To ensure that your brand is destined to enjoy a loyal following, it is essential to invest in the end-user and product development alike. By listening to your customers, you will not only learn about their wants, needs and purchasing habits, but you will also be able to identify the areas in which your company is failing to deliver.
Take a look at the links below to see what news and trends you may have missed this week.
Green home design goes beyond energy efficiency. Choosing items made from recycled content is another great option. Marketers of such products have mastered the art of messaging to make one person’s trash seem like everybody’s treasure. From floor to ceiling and the space in between there are a variety of products on the market that not only exude style, but are also made from recycled materials.
So how have manufactures of recycled home products so successfully appealed to consumers?
- First they’ve appealed to consumers who want to make a difference and join the green cause
- Then they grow their audience by positioning their products as artistic, beautiful and luxurious
Here are a few products that have done a job of transforming trash into treasure:
Flooring: Recycled flooring options come in different textures, materials and style. At Eco Friendly Flooring they have recycled metal tiles http://www.ecofriendlyflooring.com/metal.html that glisten and fit into any cool modern home.
Counter tops: It’s no longer just about granite. Counter tops are made of different types of stone, glass and concrete mixes and composites. When visitors first log onto the Vetrazzo site they see different vignettes showing the brand’s glass counter tops functioning as an element of beauty in everyday life.
Fabric: When it comes to recycled fabric it’s important to dispel any notions of uncomfortable texture. There are thousands of luxuriously soft, sustainable fabrics great for upholstery, window treatments, pillows, throws, etc. The type of materials they are spun from is endless – whether recycled polyester or post-consumer and post-industrial waste, these products are stylish AND sustainable. Peruse through this list of manufacturers and see for yourself.
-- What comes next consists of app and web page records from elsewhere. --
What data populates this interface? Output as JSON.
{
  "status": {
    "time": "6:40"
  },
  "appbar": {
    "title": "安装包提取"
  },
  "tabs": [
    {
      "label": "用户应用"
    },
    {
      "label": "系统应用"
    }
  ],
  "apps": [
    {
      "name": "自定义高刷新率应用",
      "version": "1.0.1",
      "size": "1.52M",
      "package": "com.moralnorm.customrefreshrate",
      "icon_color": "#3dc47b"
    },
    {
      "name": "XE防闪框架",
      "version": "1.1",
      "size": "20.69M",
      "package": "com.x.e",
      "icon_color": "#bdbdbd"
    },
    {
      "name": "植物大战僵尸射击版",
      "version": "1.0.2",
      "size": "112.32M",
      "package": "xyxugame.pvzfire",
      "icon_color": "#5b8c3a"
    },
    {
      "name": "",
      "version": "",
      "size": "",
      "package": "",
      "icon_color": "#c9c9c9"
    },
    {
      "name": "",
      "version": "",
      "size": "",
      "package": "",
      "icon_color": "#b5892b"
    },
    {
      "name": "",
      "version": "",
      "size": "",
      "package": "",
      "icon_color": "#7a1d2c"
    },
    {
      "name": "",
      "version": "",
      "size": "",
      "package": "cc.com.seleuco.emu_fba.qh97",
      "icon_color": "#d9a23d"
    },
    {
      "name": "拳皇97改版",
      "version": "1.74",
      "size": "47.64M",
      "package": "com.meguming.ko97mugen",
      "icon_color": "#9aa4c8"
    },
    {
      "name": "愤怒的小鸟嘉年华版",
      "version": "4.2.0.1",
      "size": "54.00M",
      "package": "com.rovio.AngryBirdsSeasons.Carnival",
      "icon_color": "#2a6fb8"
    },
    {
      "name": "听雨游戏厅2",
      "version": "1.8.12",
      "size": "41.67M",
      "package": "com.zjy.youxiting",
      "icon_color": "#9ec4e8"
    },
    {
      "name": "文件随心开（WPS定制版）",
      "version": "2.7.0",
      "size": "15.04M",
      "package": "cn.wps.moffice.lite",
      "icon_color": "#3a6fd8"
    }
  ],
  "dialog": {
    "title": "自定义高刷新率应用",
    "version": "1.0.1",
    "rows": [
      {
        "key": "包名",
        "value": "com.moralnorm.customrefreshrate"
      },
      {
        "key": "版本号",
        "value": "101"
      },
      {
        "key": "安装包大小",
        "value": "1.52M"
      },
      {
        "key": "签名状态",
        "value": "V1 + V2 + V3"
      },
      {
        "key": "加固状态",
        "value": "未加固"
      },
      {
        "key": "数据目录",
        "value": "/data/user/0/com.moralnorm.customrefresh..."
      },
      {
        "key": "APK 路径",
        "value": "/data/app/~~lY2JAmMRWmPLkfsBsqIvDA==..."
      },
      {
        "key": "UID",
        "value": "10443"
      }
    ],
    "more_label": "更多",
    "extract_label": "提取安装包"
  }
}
Furniture: Of course the most obvious way to go if a consumer wants recycled furniture is to take already existing furniture and have it refinished or recovered. But there are a number of ready made options available that incorporate recycled parts and materials. These sofas at Green Your Décor include recycled AND organic elements.
Fun: The more daring homeowner might like to bring a recycled design element into the home that is especially unique and a little more obvious. A quick Google search will bring pages of listings offering items that were transformed to serve a new creative purpose.
Even though they are made from untraditional materials, all of these product manufacturers clearly communicate that they are still fashionable options that work with any décor – from the most traditional to the most modern.
Consumers do want to live a more eco-friendly lifestyle, but want it without sacrificing the living standards they’ve come to love. Though they are made of “trash”, all of these products exude the feeling of high-end style and unique character – that’s what makes them so successful.
If you are looking to attend a conference this fall, consider checking out the Home Improvement Research Institute’s (HIRI) 28th annual fall conference which will be held in Chicago on October 14.
The daylong event, “The Recession, Short and Long Term Impacts,” will include presentations from The Futures Company, NPD Group, Zelman and Associates, Gfk/Roper, Compete, Caney Group and UBS.
In March, Home Intel attended HIRI’s spring conference, and we found it to be very informative with content that was extremely relevant given today’s economy.
For a look back at what we learned, you can reference the following articles: